Passiflora foetida's Reproduction

Seeds obtained by spontaneous self-pollination, induced self-pollination, geitonogamous pollination and natural pollination were viable and the major germination percetage ocurred 2 months after sowing.
The plant can flower and produce fruit all year round.

Passiflora foetida's Relationship with Humans

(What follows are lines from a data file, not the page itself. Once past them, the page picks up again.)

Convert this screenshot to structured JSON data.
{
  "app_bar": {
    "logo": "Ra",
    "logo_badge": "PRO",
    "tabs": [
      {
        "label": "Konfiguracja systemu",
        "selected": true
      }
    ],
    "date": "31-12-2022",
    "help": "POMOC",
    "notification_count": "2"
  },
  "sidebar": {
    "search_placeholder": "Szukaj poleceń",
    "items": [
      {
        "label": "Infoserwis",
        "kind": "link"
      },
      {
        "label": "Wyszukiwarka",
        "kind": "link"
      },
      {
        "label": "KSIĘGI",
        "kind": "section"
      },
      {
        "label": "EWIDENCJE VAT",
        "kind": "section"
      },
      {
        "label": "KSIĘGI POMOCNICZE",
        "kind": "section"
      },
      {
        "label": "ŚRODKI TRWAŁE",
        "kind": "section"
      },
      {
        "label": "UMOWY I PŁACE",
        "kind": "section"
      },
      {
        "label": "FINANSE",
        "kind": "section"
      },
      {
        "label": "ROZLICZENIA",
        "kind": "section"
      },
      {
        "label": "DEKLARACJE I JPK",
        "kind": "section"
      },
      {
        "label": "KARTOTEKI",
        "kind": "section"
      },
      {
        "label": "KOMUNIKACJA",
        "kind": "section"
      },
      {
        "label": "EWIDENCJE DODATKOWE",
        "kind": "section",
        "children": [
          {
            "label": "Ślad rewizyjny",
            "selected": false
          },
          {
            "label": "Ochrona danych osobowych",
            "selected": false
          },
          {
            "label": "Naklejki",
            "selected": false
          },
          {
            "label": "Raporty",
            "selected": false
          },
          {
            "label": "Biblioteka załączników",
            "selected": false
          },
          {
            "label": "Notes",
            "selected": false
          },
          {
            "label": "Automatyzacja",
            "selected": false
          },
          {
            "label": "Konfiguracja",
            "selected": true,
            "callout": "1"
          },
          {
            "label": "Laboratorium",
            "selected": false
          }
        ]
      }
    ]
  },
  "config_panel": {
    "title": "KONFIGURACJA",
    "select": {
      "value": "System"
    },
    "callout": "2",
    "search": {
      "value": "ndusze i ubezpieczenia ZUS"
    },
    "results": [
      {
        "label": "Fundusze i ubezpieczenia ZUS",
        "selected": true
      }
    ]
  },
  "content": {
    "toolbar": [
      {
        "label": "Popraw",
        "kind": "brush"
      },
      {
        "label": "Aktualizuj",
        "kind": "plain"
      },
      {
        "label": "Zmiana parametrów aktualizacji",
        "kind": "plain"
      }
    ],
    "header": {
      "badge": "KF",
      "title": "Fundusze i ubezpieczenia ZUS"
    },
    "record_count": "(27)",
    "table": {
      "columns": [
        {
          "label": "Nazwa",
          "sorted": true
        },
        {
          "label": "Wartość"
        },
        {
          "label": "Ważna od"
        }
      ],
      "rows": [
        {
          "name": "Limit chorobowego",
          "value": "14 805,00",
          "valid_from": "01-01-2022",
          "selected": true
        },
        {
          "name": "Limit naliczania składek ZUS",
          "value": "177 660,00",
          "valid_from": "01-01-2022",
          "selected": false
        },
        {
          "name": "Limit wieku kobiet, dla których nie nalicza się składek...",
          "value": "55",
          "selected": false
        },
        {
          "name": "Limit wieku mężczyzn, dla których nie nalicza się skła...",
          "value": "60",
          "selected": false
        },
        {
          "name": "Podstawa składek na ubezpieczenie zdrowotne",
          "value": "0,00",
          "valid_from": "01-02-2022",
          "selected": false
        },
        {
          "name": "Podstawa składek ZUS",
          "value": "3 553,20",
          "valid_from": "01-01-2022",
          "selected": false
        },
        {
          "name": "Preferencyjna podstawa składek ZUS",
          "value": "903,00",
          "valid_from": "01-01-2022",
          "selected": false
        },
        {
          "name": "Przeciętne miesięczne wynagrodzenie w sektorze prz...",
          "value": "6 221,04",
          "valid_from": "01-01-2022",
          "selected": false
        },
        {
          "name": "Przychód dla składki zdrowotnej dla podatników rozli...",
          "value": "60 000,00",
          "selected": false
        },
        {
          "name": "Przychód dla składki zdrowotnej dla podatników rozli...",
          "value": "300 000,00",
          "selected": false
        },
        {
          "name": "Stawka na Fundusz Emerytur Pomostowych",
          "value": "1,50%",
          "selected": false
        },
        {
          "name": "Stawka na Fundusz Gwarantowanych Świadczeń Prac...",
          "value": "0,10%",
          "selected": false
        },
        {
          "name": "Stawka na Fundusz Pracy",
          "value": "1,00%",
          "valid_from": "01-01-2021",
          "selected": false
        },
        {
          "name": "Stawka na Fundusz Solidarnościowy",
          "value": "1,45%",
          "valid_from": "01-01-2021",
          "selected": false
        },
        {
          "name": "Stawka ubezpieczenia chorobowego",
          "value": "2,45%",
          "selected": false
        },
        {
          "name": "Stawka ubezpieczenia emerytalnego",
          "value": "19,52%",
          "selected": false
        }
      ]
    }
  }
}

The fruits are roughly the size of a ping pong ball and contain a bluish-white pulp that is mildly sweet and delicately flavored. Young leaves and plant tips are also edible. Not known use as medicinal plant in Maldives, but has been used in traditional medicine in some countries. Dry leaves are used in tea in Vietnamese folk medicine to relieve sleeping problems, as well as treatment for itching and coughs. The fresh, whole plant is boiled and the liquid used as a children's anthelmintic, for intestinal nematodes and flatworms. A decoction of the dried plant is drunk to treat colds and chest coughs. It is also used in the treatment of tuberculosis, worms, and for coughs and colds. Fluid, pressed from the leaves and stem, is used to improve fertility in women. The root is antispasmodic. The leaves are crushed in water and the solution drunk as an antidote to the bite of the Papuan Black Snake. The leaves, combined with those of Erythrina variegata, are mashed and their juice extracted then drunk in order to induce sleep or to treat sleeping disorders. An infusion of the leaves is used for healing wounds. Freshed young leaves are mashed and then rubbed on to the wound of a snake bite. The leaf contains substances that have possible antimicrobial activity.